3) Redemption breaks into our lives in ways we do not expect, and gets chanelled out to others from us in ways we do not expect. For example, when Pip brings Jaggers and Wemick together, one of the plot turns I never saw coming. Related to this, redemption generally comes at the lowest points of our life. Just when we are broken, we can find the gospel. True hope is born after despair, true life is found through death, true light always shines right in the midst of darkness.
4) What comes around goes around. This is different from the law of Karma – we do not always get what we deserve. Perhaps a better way to say it: you can’t escape who you are and the consequences of how you live. Miss Havisham raises Estella to hurt others, and ends up getting hurt herself. Pip is kind to the convict, and reaps benefits he never expected. So with Pumblechook, Joe, Mrs. Joe, the convict, Herbert, even Wemmick. Again and again throughout the novel, people reap what they sow.
5) There is often a relationship between the ways we are sinned against, and the ways we sin against others. Pip is condescended to by Miss Havisahm and Estella, and therefore replicates this attitude toward others. I don’t think its a coincidence that when Miss Havisham begins to pity him, he is able to begin to pity the convict.

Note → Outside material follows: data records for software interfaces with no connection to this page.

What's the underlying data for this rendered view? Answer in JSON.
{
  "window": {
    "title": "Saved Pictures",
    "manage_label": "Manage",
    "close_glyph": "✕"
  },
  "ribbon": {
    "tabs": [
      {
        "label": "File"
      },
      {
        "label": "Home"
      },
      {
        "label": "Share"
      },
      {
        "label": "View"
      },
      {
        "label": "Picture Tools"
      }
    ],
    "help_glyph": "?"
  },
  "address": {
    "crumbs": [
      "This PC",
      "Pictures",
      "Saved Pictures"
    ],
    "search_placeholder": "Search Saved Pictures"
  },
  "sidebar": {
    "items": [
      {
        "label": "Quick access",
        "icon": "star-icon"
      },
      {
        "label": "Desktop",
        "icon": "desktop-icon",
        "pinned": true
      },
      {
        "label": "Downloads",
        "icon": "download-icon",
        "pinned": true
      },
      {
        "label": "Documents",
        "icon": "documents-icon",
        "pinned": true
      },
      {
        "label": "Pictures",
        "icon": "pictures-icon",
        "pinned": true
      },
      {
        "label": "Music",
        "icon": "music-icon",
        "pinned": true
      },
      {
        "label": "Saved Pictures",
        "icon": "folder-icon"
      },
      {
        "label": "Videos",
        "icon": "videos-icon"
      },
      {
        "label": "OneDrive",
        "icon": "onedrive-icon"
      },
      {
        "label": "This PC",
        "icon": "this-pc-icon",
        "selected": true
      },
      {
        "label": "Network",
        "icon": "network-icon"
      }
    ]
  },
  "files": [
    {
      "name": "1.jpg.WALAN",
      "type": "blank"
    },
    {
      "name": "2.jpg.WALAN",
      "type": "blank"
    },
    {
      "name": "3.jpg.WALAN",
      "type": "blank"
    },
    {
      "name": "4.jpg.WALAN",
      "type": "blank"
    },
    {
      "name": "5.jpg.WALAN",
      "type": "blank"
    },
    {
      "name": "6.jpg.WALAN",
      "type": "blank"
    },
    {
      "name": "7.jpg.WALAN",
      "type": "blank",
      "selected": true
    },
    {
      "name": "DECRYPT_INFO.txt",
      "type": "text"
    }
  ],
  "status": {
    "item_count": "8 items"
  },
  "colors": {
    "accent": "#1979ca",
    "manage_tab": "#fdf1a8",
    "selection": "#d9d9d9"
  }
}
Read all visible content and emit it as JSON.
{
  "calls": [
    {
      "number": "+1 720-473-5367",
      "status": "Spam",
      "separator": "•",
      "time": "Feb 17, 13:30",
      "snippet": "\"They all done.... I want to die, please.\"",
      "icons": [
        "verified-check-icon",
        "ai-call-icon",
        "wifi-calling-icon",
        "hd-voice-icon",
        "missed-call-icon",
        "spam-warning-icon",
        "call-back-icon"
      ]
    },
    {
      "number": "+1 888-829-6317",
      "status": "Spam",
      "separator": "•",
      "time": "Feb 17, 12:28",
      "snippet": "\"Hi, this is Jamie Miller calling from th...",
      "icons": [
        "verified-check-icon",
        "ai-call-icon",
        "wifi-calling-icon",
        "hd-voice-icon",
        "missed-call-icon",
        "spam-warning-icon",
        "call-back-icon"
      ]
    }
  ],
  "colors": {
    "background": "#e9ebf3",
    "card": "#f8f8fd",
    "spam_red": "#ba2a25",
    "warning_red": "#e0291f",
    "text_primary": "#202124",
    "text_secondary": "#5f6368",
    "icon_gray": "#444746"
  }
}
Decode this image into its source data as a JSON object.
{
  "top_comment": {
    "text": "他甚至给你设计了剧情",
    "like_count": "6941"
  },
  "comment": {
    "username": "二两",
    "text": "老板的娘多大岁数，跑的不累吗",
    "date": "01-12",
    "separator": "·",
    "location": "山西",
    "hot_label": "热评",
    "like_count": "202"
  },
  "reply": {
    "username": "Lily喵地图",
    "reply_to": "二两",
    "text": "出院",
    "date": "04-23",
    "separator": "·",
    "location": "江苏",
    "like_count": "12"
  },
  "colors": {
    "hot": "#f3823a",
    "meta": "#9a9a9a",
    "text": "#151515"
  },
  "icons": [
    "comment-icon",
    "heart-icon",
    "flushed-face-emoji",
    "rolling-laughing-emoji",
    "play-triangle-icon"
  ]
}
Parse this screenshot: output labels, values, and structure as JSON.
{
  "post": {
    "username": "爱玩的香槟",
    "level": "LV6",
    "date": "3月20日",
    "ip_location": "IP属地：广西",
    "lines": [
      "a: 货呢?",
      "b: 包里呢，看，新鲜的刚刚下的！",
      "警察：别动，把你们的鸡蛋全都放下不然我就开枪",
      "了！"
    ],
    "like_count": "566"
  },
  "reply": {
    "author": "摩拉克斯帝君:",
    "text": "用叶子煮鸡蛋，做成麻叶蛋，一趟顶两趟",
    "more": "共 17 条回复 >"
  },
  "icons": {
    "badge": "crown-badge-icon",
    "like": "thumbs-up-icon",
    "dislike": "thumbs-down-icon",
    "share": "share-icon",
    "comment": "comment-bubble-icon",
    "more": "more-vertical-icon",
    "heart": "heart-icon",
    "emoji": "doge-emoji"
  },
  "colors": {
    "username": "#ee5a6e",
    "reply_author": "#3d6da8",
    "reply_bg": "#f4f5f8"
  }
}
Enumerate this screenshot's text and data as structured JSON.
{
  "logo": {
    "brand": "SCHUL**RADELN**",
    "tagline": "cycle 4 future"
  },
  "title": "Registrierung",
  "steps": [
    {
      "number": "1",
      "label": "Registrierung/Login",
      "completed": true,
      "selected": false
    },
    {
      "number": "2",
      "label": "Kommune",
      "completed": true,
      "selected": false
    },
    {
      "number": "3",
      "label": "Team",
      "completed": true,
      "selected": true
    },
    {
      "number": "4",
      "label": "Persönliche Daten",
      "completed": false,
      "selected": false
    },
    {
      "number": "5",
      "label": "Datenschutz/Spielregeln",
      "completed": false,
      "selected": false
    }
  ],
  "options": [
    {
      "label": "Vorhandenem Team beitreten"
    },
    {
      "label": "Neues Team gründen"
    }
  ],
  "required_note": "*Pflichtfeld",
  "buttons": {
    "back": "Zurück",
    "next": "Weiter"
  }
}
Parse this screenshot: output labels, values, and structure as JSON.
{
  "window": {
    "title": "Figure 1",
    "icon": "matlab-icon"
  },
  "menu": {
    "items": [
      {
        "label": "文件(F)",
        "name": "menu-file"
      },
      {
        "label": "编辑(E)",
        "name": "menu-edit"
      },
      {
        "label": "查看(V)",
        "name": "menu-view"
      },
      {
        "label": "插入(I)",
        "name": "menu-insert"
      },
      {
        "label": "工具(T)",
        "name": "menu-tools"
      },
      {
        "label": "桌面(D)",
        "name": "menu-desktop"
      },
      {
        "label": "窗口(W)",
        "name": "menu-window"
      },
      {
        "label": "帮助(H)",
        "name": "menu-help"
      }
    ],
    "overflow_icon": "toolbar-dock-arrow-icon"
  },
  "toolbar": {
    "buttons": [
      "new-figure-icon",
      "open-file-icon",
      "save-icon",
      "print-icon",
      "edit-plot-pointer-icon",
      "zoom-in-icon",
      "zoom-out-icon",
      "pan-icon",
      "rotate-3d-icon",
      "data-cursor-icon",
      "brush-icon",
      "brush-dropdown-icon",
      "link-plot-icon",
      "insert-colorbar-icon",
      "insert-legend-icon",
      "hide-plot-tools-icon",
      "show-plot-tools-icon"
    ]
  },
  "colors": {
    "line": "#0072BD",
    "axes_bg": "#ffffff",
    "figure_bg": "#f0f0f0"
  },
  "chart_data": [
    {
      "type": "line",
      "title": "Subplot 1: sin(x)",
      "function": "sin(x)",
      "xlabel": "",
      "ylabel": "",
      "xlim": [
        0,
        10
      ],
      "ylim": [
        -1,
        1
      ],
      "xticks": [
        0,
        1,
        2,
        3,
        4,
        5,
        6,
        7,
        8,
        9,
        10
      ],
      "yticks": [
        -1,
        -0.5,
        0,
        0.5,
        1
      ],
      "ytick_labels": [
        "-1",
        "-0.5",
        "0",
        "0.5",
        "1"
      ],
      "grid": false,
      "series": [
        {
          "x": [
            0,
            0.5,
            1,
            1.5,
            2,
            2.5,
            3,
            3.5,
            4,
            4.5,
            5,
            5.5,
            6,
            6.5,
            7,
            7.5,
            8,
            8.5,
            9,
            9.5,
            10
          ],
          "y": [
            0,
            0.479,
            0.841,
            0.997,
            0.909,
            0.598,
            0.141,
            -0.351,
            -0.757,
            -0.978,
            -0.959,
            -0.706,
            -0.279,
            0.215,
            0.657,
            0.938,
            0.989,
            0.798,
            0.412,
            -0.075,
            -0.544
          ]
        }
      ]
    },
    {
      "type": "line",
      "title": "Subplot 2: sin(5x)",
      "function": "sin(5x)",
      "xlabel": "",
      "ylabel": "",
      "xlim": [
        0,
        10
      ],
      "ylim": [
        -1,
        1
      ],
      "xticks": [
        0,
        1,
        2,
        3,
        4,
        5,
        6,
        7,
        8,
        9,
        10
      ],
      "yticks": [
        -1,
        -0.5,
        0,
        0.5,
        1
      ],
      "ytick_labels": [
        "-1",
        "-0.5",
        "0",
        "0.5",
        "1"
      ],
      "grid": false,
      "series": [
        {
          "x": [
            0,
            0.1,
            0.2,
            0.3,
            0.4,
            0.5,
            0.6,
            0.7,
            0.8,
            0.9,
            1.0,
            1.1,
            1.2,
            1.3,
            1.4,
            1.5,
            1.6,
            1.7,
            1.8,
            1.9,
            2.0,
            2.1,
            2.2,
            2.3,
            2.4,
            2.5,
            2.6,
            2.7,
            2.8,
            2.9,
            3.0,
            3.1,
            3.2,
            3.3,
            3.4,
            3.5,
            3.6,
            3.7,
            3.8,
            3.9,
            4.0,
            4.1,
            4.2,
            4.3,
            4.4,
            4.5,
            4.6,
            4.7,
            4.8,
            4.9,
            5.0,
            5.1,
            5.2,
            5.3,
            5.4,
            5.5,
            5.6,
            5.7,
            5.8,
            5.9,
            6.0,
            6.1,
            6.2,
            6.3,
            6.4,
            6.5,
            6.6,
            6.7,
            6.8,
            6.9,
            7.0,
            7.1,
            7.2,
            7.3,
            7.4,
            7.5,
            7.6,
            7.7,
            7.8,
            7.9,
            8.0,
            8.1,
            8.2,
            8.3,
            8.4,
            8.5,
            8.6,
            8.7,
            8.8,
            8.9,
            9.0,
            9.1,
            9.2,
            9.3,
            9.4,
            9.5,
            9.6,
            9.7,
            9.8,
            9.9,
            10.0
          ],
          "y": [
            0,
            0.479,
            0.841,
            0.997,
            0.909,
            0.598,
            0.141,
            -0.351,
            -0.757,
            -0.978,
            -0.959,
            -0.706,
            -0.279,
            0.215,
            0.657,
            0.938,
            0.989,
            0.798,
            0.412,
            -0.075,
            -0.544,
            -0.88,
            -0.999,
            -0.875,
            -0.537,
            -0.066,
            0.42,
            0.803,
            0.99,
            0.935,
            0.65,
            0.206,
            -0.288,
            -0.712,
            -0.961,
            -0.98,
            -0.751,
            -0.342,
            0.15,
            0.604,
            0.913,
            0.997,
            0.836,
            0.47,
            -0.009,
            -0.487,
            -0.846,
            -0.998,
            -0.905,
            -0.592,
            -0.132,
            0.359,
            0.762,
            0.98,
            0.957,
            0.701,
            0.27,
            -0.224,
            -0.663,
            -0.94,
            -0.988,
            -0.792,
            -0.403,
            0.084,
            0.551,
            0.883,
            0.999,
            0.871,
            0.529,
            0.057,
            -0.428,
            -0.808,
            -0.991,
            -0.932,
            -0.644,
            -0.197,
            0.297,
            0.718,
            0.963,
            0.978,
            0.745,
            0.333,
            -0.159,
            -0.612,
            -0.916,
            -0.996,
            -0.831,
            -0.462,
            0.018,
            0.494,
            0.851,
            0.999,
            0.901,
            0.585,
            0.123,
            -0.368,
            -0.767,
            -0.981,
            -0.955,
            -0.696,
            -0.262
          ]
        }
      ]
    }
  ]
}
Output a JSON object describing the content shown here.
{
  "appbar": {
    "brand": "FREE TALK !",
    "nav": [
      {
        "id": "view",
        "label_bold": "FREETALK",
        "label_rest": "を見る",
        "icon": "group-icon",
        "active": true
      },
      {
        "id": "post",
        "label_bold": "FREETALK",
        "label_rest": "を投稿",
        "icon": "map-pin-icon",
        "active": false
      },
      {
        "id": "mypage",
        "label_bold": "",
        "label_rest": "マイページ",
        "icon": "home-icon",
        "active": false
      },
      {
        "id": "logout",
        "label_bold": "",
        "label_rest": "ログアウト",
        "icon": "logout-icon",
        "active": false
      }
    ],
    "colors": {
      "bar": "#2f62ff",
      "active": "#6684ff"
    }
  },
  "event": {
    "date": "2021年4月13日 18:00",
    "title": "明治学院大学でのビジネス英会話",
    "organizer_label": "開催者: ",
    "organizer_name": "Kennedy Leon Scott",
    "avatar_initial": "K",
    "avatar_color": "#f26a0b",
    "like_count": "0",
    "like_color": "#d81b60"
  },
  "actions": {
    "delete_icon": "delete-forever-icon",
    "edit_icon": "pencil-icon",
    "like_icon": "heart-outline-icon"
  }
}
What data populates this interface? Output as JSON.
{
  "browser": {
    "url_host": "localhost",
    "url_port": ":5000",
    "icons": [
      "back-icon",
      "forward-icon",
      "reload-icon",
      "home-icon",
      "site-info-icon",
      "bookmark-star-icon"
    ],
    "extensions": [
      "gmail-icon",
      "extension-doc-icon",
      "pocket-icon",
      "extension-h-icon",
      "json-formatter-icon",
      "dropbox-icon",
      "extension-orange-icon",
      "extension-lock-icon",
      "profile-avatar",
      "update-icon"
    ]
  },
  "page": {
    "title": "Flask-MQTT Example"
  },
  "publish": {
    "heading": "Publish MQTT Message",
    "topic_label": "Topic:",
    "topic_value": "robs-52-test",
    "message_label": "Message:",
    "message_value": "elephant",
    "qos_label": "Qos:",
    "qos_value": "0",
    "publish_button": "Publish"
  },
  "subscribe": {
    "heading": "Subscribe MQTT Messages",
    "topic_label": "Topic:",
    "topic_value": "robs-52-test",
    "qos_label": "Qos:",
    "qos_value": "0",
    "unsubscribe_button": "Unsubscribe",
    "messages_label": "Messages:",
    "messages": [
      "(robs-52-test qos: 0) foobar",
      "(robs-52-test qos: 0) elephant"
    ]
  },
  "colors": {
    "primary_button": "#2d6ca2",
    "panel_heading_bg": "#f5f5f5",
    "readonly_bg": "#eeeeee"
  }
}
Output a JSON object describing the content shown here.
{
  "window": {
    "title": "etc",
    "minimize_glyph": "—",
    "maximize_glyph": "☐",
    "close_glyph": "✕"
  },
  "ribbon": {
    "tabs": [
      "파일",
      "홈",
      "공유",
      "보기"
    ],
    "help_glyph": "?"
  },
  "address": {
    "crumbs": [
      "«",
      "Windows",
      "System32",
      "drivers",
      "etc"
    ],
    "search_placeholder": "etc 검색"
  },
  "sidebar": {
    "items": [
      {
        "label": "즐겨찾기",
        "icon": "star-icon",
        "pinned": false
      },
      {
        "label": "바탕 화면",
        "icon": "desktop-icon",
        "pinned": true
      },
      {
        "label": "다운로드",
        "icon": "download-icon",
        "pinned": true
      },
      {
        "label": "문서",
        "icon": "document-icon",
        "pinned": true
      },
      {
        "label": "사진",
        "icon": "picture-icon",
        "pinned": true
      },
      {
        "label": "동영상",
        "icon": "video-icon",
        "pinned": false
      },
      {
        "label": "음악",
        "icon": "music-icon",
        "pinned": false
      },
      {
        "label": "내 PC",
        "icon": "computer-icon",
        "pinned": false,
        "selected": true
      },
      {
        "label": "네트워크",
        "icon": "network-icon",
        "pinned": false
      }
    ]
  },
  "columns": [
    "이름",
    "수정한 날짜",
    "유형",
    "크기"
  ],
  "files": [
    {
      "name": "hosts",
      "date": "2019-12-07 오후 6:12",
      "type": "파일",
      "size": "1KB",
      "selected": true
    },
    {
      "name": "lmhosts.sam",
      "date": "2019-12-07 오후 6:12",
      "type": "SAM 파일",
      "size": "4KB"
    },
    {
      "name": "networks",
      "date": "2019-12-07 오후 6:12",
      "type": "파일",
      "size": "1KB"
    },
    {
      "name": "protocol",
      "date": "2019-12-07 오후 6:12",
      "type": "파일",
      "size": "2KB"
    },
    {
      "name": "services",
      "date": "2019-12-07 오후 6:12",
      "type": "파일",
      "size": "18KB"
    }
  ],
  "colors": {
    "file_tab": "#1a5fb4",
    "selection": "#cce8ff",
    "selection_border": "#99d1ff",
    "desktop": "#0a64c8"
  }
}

6) Life is filled with the agonizing death of dreams, but also with the joyful resurrection of new dreams. Pip dies to all his old expectations, but he discovers new things to live for in the process. In other words, life is more than we think it is. Life is bigger than we expect. There is more to it than we initially realize. When we get what we think will deliver, it lets us down. But joy is found in expected places.